NCPHP offers support to physicians, physician assistants, perfusionists, and anesthesia assistants who are struggling with substance use disorders, depression, anxiety, burnout, or any other mental health concerns that may impact the delivery of care to their patients.
Our evaluation, referral, and advocacy services assist health care professionals in finding a path back to wellness and recovery. Through our core values of honesty, integrity, service, and compassion, NCPHP helps medical providers take care of themselves and, in doing so, take better care of patients. Ultimately, NCPHP seeks for participants to experience a return to health and a lifetime of change.
We are the only North Carolina organization that can provide access to non-disciplinary and confidential programs for identification, intervention, and rehabilitation of these potentially impairing issues for medical professionals.
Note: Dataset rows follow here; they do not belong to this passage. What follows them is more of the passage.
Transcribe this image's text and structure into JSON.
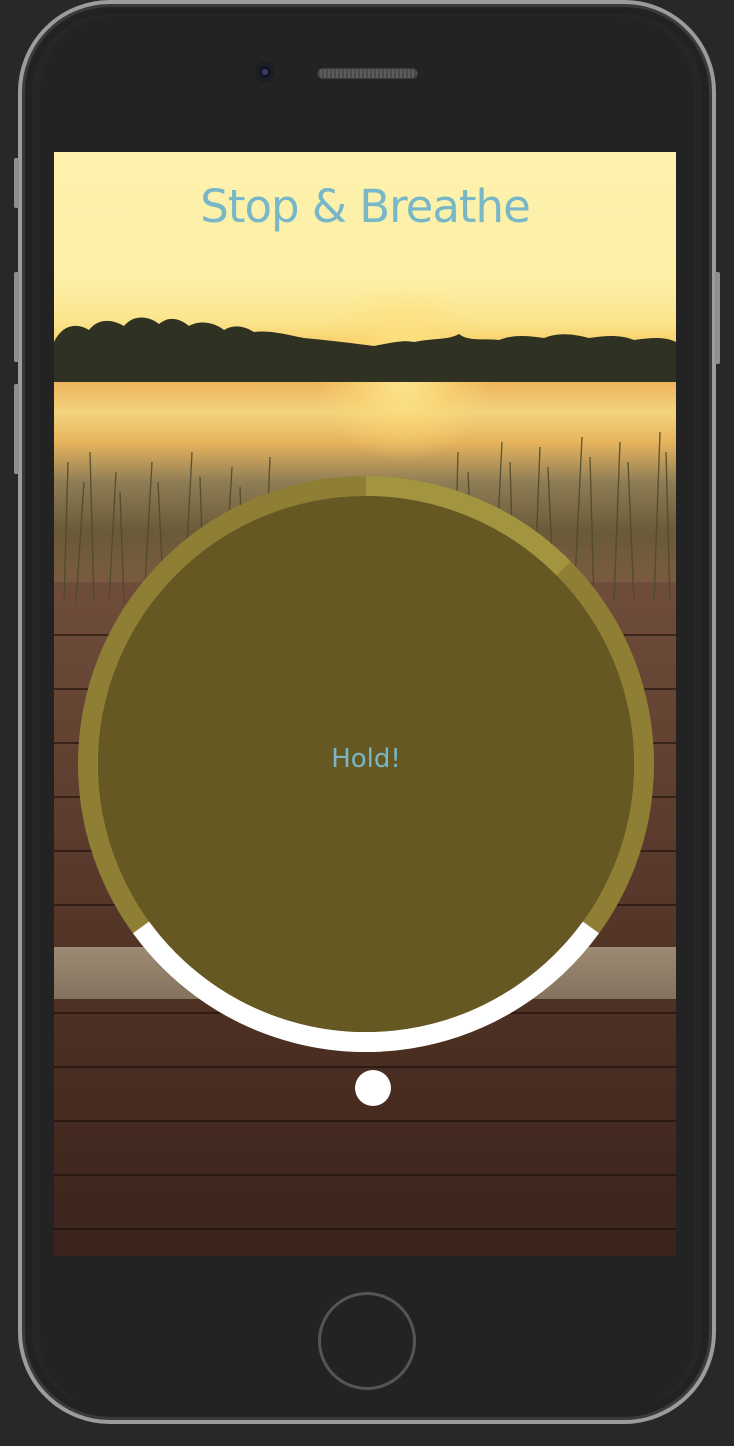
{
  "app": {
    "title": "Stop & Breathe"
  },
  "breath": {
    "instruction": "Hold!",
    "progress_fraction": 0.3
  },
  "colors": {
    "title": "#78b7c8",
    "circle_fill": "#665822",
    "ring_track": "#8f7f35",
    "ring_fill": "#ffffff",
    "instruction_text": "#79b6c6"
  },
  "device": {
    "model": "iphone-frame"
  }
}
State legislation governing our program provides or allows for:
*In cases of Professional Sexual Misconduct, NCPHP is required to report this to the NCMB. Certain other circumstances, such as child or elder abuse, must be reported to the appropriate agencies.
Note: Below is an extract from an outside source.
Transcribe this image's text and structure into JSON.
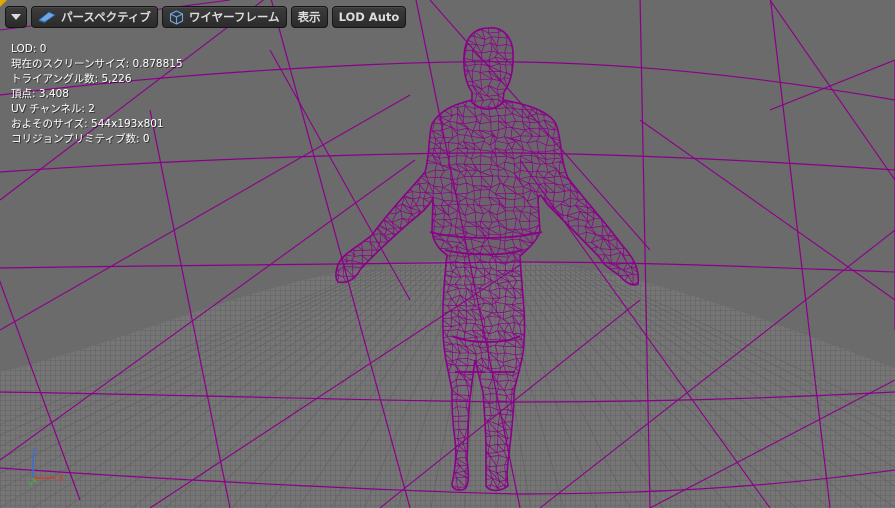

The NCPHP Treatment Scholarship Fund is available to help financially challenged practitioners obtain an assessment and/or treatment when participants lack sufficient funds or insurance might not otherwise be available. The scholarship fund comes from contributions made by licensees of the NCMB or individual donors.
The Michael W. Wilkerson, MD, Family Assistance Fund provides financial assistance for family members who want to attend the family portion of the treatment process, an important step toward the development of a strong support system.
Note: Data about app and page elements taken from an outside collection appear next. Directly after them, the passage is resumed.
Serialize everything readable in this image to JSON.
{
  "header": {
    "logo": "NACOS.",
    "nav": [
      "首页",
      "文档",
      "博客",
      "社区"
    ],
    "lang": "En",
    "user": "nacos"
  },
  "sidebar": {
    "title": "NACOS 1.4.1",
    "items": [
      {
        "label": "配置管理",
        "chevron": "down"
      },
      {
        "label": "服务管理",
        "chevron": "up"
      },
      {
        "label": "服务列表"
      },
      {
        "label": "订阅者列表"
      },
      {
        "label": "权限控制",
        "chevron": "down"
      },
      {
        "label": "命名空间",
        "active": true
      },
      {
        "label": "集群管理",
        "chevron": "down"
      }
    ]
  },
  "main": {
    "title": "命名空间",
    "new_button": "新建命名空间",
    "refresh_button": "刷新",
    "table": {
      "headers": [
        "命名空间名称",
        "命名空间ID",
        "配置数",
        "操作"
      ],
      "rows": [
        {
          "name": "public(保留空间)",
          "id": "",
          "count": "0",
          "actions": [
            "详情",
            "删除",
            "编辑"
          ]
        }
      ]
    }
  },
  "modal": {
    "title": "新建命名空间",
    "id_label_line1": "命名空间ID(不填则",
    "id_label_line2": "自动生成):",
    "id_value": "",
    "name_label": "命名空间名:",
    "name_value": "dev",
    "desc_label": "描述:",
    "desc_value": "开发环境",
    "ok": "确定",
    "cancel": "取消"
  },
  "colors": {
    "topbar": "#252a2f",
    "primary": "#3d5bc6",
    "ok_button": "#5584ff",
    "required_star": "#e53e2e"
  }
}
The North Carolina Medical Society Foundation manages the scholarship and fund. To apply, complete these forms.
Traditionally, about half of NCPHP’s referrals come from hospitals, colleagues, medical practices, friends and family, or even the provider themselves. The remainder of our referrals comes from the NCMB.
Self-referrals are well received and highly recommended, as preemptively seeking assistance demonstrates a willingness to address a potential issue before patient care is affected. If you are considering self-referral, you may want to complete these self-assessment questionnaires. As has been the case since NCPHP started, providers can self-refer to NCPHP and remain anonymous to the NCMB, as long as they are not an imminent danger to themselves, others, or patients.
For more information about professional obligations pertaining to incompetence, impairment and unethical conduct, read the North Carolina Medical Board’s position statement.